This book is the abriged version of S. Morgenstern’s The Princess Bride, the “good parts” version by William Goldman. (SEE UPDATE AT THE END OF THE POST) I don’t think that this book belongs to the fantasy genre, let alone a fairy tale, even though my copy says “a hot fairy tale”. I think it’s an adventure book with bits of fantastical elements. My copy of The Princess Bride starts with a 29-page introduction, rather too long for my taste. I was tempted to skip it altogether but later realized that it was somewhat necessary to read, that is if you want to know the background on the abridgement of S. Morgenstern’s work by William Goldman. Goldman’s “commentaries” are also scattered all over the book, but mostly they are short so it wouldn’t be a burden to read these additional paragraphs typed in fancy italic. As someone who’s seen the film first then read the book, I must say that I think both are equally entertaining. The film adapted the book very well, from Westley’s wittiness (performed gorgeously by Cary Elwes) to the memorable lines of Inigo (“Hello. My name is Inigo Montoya. You killed my father. Prepare to die.”)
and of Vizzini (“Inconceivable!”).
Inigo and Fezzik making rhymes is also my favourite part of both the book and the film. Miracle Max and his wife Valerie were hilarious. The one character I like the least is the princess bride herself, in both the book and the film. However, the book can give you much more interesting scenes that didn’t make it to the film. For example Fezzik and Inigo’s adventure when they went through all five levels of Prince Humperdinck’s Zoo of Death to retrieve Westley was thoroughly explained in the book, while in the film it was reduced to short scenes in the Pit of Despair. The writing feels modern, so it easily falls into the “light reading” category.
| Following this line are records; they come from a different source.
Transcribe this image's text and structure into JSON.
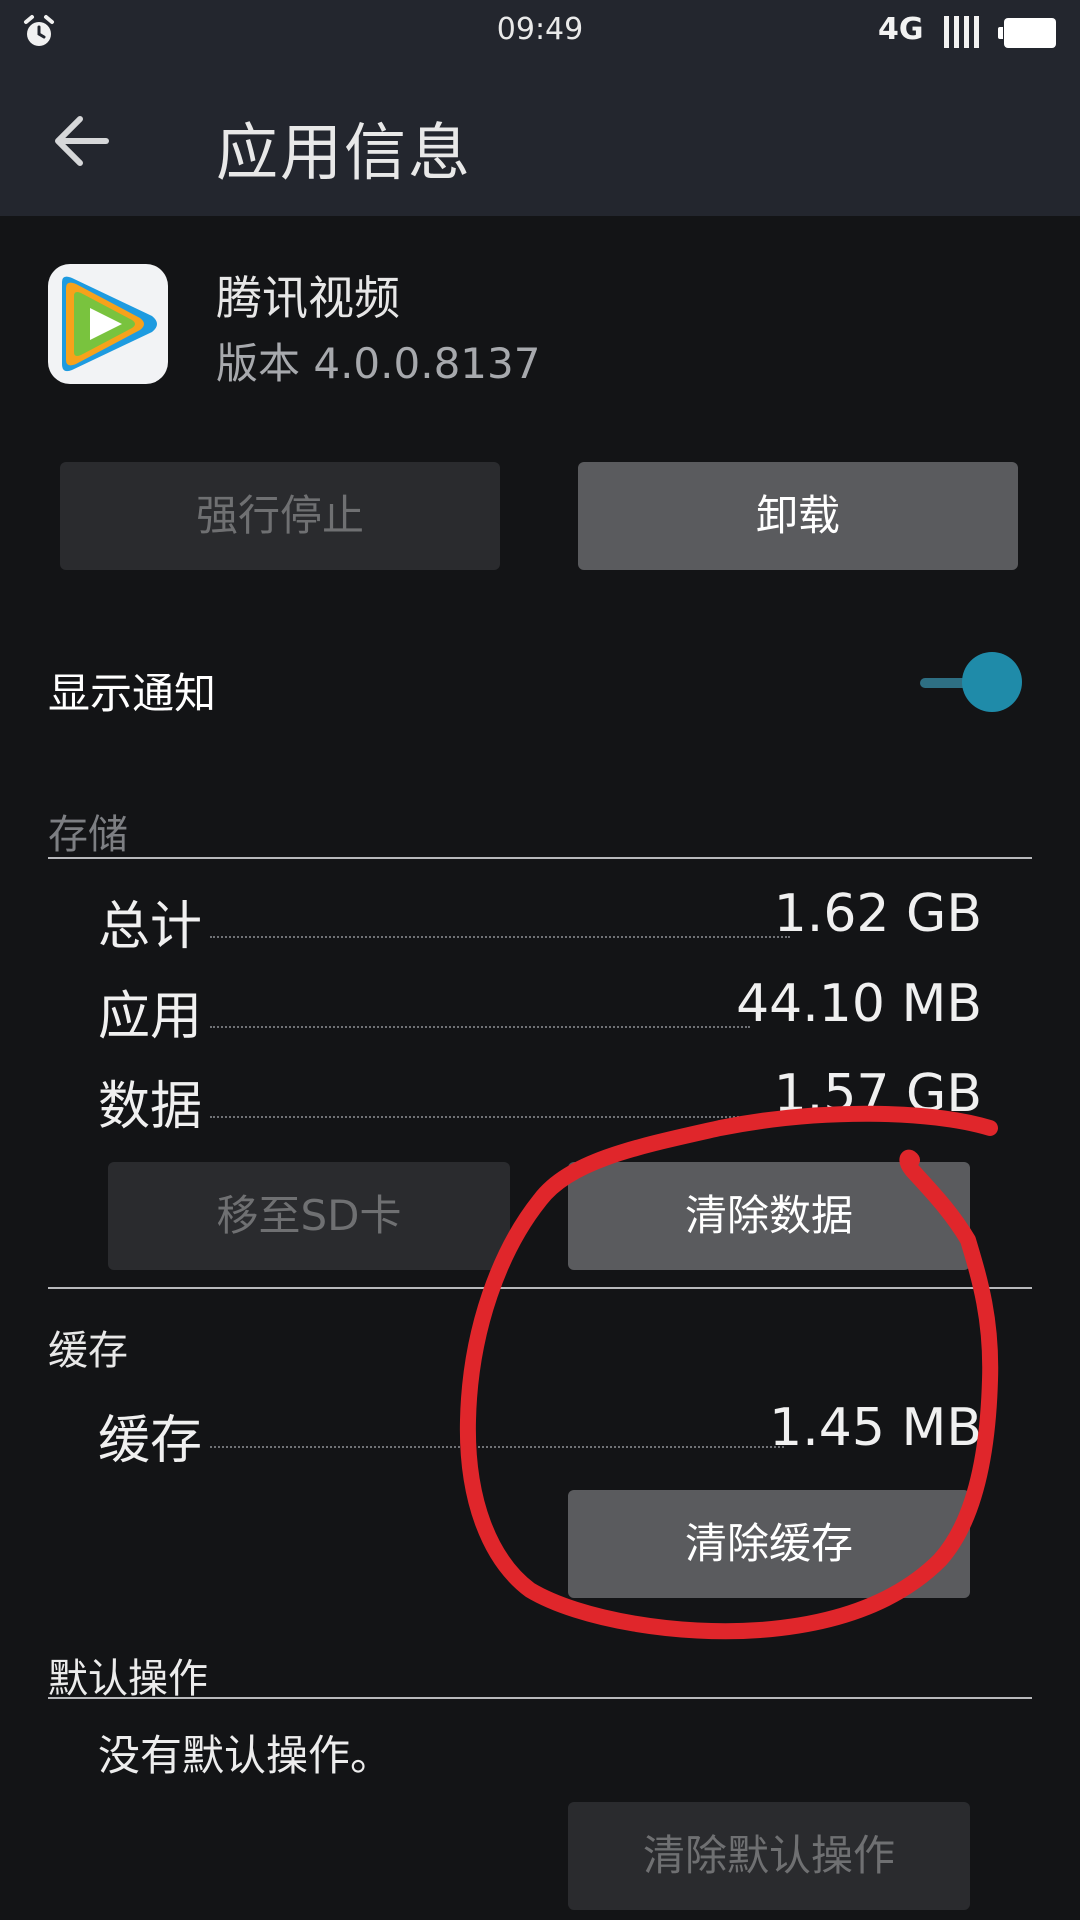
{
  "status_bar": {
    "time": "09:49",
    "network": "4G",
    "battery_color": "#ffffff"
  },
  "header": {
    "title": "应用信息",
    "back_icon": "arrow-left-icon"
  },
  "app": {
    "name": "腾讯视频",
    "version": "版本 4.0.0.8137",
    "icon": "tencent-video-play-icon"
  },
  "actions": {
    "force_stop": "强行停止",
    "uninstall": "卸载"
  },
  "notifications": {
    "label": "显示通知",
    "enabled": true,
    "toggle_color": "#1f8ba9"
  },
  "storage": {
    "section_label": "存储",
    "rows": [
      {
        "label": "总计",
        "value": "1.62 GB"
      },
      {
        "label": "应用",
        "value": "44.10 MB"
      },
      {
        "label": "数据",
        "value": "1.57 GB"
      }
    ],
    "move_to_sd": "移至SD卡",
    "clear_data": "清除数据"
  },
  "cache": {
    "section_label": "缓存",
    "row": {
      "label": "缓存",
      "value": "1.45 MB"
    },
    "clear_cache": "清除缓存"
  },
  "defaults": {
    "section_label": "默认操作",
    "description": "没有默认操作。",
    "clear_defaults": "清除默认操作"
  },
  "annotation": {
    "shape": "hand-drawn-circle",
    "color": "#e0262b"
  }
}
Of course you need to ignore some stuff if you want to enjoy the book, for example Buttercup accepting Humperdinck, the torture scenes, and how a lump of clay coated in chocolate could bring someone back from the dead. All in all, this is a delightful read. You should read it then watch the film. Or vice versa, I don’t really care. Just read it and watch it, in whatever order you’d like. 🙂
P.S. : I know this review is crap but it doesn’t make the book any less entertaining.
Here is the movie trailer:
The Princess Bride, by William Goldman
283 pages, published 1987 by Turtleback Books/Del Rey Books
My rating: ♥ ♥ ♥ ♥
UPDATE (15 Mar 2016):
I have just found out that S. Morgenstern is not a real author, thanks to Fingerprinttale and Chiipurai who kindly informed me of this. Explanation on Wikipedia: Simon Morgenstern is both a pseudonym and a narrative device invented by Goldman to add another layer to his novel The Princess Bride. He presents his novel as an abridged version of a work by the fictional Morgenstern, an author from the equally fictional country of Florin. The name may be a reference to Johann Carl Simon Morgenstern, who coined the term Bildungsroman. (Read the rest on Wikipedia).